**Input data:**
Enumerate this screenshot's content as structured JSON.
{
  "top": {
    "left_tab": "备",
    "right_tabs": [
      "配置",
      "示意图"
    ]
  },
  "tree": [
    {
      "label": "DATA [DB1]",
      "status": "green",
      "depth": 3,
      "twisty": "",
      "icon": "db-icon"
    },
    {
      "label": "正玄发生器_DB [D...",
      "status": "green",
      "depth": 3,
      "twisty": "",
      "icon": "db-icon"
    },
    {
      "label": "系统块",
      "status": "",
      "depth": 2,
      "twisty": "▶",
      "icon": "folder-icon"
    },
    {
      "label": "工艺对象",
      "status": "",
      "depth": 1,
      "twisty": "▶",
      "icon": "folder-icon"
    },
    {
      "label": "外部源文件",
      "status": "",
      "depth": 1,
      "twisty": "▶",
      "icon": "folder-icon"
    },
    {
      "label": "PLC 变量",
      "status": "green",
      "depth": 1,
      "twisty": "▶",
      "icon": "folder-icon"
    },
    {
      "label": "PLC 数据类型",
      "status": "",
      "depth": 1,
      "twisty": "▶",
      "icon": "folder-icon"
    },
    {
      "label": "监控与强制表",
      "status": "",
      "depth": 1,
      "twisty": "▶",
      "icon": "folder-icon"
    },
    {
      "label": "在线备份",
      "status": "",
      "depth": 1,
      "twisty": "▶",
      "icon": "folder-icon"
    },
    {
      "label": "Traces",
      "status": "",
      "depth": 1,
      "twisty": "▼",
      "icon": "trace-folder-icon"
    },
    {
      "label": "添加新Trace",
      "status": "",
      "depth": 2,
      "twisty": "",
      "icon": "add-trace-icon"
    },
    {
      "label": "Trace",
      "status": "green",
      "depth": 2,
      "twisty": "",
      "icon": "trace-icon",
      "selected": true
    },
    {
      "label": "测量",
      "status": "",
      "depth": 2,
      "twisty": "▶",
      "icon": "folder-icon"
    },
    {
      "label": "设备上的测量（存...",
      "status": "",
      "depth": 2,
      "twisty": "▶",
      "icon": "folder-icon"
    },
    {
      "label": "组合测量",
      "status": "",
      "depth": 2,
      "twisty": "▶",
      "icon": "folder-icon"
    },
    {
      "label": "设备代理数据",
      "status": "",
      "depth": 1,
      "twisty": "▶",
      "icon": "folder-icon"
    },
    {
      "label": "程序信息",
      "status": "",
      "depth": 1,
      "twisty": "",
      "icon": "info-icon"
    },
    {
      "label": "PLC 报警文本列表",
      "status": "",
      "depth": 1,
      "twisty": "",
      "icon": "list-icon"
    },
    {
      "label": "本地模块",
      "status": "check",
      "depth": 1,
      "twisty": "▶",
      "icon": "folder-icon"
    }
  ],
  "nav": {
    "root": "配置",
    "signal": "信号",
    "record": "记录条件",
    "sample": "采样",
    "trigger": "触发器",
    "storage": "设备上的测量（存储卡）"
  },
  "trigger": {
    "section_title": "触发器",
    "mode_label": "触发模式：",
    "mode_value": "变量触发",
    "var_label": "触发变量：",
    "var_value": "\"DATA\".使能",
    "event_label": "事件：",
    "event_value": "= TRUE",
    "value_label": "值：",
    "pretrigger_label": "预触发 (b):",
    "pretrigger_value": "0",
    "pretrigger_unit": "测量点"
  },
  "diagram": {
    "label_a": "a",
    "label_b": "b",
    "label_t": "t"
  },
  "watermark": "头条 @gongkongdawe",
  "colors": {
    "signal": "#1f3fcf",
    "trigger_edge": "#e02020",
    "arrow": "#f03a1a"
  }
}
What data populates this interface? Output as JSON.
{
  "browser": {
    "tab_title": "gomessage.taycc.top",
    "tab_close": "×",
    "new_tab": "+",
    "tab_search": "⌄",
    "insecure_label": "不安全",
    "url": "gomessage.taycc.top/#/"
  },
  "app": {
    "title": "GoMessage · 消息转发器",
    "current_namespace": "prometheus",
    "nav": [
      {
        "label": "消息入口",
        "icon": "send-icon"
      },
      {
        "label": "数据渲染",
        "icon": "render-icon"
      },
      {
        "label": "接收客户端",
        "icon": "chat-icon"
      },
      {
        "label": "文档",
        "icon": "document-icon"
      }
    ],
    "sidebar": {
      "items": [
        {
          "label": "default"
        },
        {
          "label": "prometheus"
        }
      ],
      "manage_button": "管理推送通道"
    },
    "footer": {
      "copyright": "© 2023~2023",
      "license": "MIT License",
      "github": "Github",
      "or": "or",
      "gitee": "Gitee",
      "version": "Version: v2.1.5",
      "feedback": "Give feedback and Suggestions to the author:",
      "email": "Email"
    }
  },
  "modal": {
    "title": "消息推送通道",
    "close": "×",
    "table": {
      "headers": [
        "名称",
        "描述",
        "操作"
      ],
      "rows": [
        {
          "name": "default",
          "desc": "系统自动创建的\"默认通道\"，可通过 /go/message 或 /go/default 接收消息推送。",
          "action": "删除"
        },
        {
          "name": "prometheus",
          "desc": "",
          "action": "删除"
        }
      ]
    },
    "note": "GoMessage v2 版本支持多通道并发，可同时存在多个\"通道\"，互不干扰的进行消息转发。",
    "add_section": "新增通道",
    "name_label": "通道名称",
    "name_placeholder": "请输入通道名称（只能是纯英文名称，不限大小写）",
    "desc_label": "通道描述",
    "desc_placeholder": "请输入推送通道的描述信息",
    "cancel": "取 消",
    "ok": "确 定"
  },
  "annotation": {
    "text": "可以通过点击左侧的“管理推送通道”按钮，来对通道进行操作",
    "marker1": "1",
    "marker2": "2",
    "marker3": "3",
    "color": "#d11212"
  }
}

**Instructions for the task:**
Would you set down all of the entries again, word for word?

**Exercise solution:**
Enumerate this screenshot's content as structured JSON.
{
  "top": {
    "left_tab": "备",
    "right_tabs": [
      "配置",
      "示意图"
    ]
  },
  "tree": [
    {
      "label": "DATA [DB1]",
      "status": "green",
      "depth": 3,
      "twisty": "",
      "icon": "db-icon"
    },
    {
      "label": "正玄发生器_DB [D...",
      "status": "green",
      "depth": 3,
      "twisty": "",
      "icon": "db-icon"
    },
    {
      "label": "系统块",
      "status": "",
      "depth": 2,
      "twisty": "▶",
      "icon": "folder-icon"
    },
    {
      "label": "工艺对象",
      "status": "",
      "depth": 1,
      "twisty": "▶",
      "icon": "folder-icon"
    },
    {
      "label": "外部源文件",
      "status": "",
      "depth": 1,
      "twisty": "▶",
      "icon": "folder-icon"
    },
    {
      "label": "PLC 变量",
      "status": "green",
      "depth": 1,
      "twisty": "▶",
      "icon": "folder-icon"
    },
    {
      "label": "PLC 数据类型",
      "status": "",
      "depth": 1,
      "twisty": "▶",
      "icon": "folder-icon"
    },
    {
      "label": "监控与强制表",
      "status": "",
      "depth": 1,
      "twisty": "▶",
      "icon": "folder-icon"
    },
    {
      "label": "在线备份",
      "status": "",
      "depth": 1,
      "twisty": "▶",
      "icon": "folder-icon"
    },
    {
      "label": "Traces",
      "status": "",
      "depth": 1,
      "twisty": "▼",
      "icon": "trace-folder-icon"
    },
    {
      "label": "添加新Trace",
      "status": "",
      "depth": 2,
      "twisty": "",
      "icon": "add-trace-icon"
    },
    {
      "label": "Trace",
      "status": "green",
      "depth": 2,
      "twisty": "",
      "icon": "trace-icon",
      "selected": true
    },
    {
      "label": "测量",
      "status": "",
      "depth": 2,
      "twisty": "▶",
      "icon": "folder-icon"
    },
    {
      "label": "设备上的测量（存...",
      "status": "",
      "depth": 2,
      "twisty": "▶",
      "icon": "folder-icon"
    },
    {
      "label": "组合测量",
      "status": "",
      "depth": 2,
      "twisty": "▶",
      "icon": "folder-icon"
    },
    {
      "label": "设备代理数据",
      "status": "",
      "depth": 1,
      "twisty": "▶",
      "icon": "folder-icon"
    },
    {
      "label": "程序信息",
      "status": "",
      "depth": 1,
      "twisty": "",
      "icon": "info-icon"
    },
    {
      "label": "PLC 报警文本列表",
      "status": "",
      "depth": 1,
      "twisty": "",
      "icon": "list-icon"
    },
    {
      "label": "本地模块",
      "status": "check",
      "depth": 1,
      "twisty": "▶",
      "icon": "folder-icon"
    }
  ],
  "nav": {
    "root": "配置",
    "signal": "信号",
    "record": "记录条件",
    "sample": "采样",
    "trigger": "触发器",
    "storage": "设备上的测量（存储卡）"
  },
  "trigger": {
    "section_title": "触发器",
    "mode_label": "触发模式：",
    "mode_value": "变量触发",
    "var_label": "触发变量：",
    "var_value": "\"DATA\".使能",
    "event_label": "事件：",
    "event_value": "= TRUE",
    "value_label": "值：",
    "pretrigger_label": "预触发 (b):",
    "pretrigger_value": "0",
    "pretrigger_unit": "测量点"
  },
  "diagram": {
    "label_a": "a",
    "label_b": "b",
    "label_t": "t"
  },
  "watermark": "头条 @gongkongdawe",
  "colors": {
    "signal": "#1f3fcf",
    "trigger_edge": "#e02020",
    "arrow": "#f03a1a"
  }
}
What data populates this interface? Output as JSON.
{
  "browser": {
    "tab_title": "gomessage.taycc.top",
    "tab_close": "×",
    "new_tab": "+",
    "tab_search": "⌄",
    "insecure_label": "不安全",
    "url": "gomessage.taycc.top/#/"
  },
  "app": {
    "title": "GoMessage · 消息转发器",
    "current_namespace": "prometheus",
    "nav": [
      {
        "label": "消息入口",
        "icon": "send-icon"
      },
      {
        "label": "数据渲染",
        "icon": "render-icon"
      },
      {
        "label": "接收客户端",
        "icon": "chat-icon"
      },
      {
        "label": "文档",
        "icon": "document-icon"
      }
    ],
    "sidebar": {
      "items": [
        {
          "label": "default"
        },
        {
          "label": "prometheus"
        }
      ],
      "manage_button": "管理推送通道"
    },
    "footer": {
      "copyright": "© 2023~2023",
      "license": "MIT License",
      "github": "Github",
      "or": "or",
      "gitee": "Gitee",
      "version": "Version: v2.1.5",
      "feedback": "Give feedback and Suggestions to the author:",
      "email": "Email"
    }
  },
  "modal": {
    "title": "消息推送通道",
    "close": "×",
    "table": {
      "headers": [
        "名称",
        "描述",
        "操作"
      ],
      "rows": [
        {
          "name": "default",
          "desc": "系统自动创建的\"默认通道\"，可通过 /go/message 或 /go/default 接收消息推送。",
          "action": "删除"
        },
        {
          "name": "prometheus",
          "desc": "",
          "action": "删除"
        }
      ]
    },
    "note": "GoMessage v2 版本支持多通道并发，可同时存在多个\"通道\"，互不干扰的进行消息转发。",
    "add_section": "新增通道",
    "name_label": "通道名称",
    "name_placeholder": "请输入通道名称（只能是纯英文名称，不限大小写）",
    "desc_label": "通道描述",
    "desc_placeholder": "请输入推送通道的描述信息",
    "cancel": "取 消",
    "ok": "确 定"
  },
  "annotation": {
    "text": "可以通过点击左侧的“管理推送通道”按钮，来对通道进行操作",
    "marker1": "1",
    "marker2": "2",
    "marker3": "3",
    "color": "#d11212"
  }
}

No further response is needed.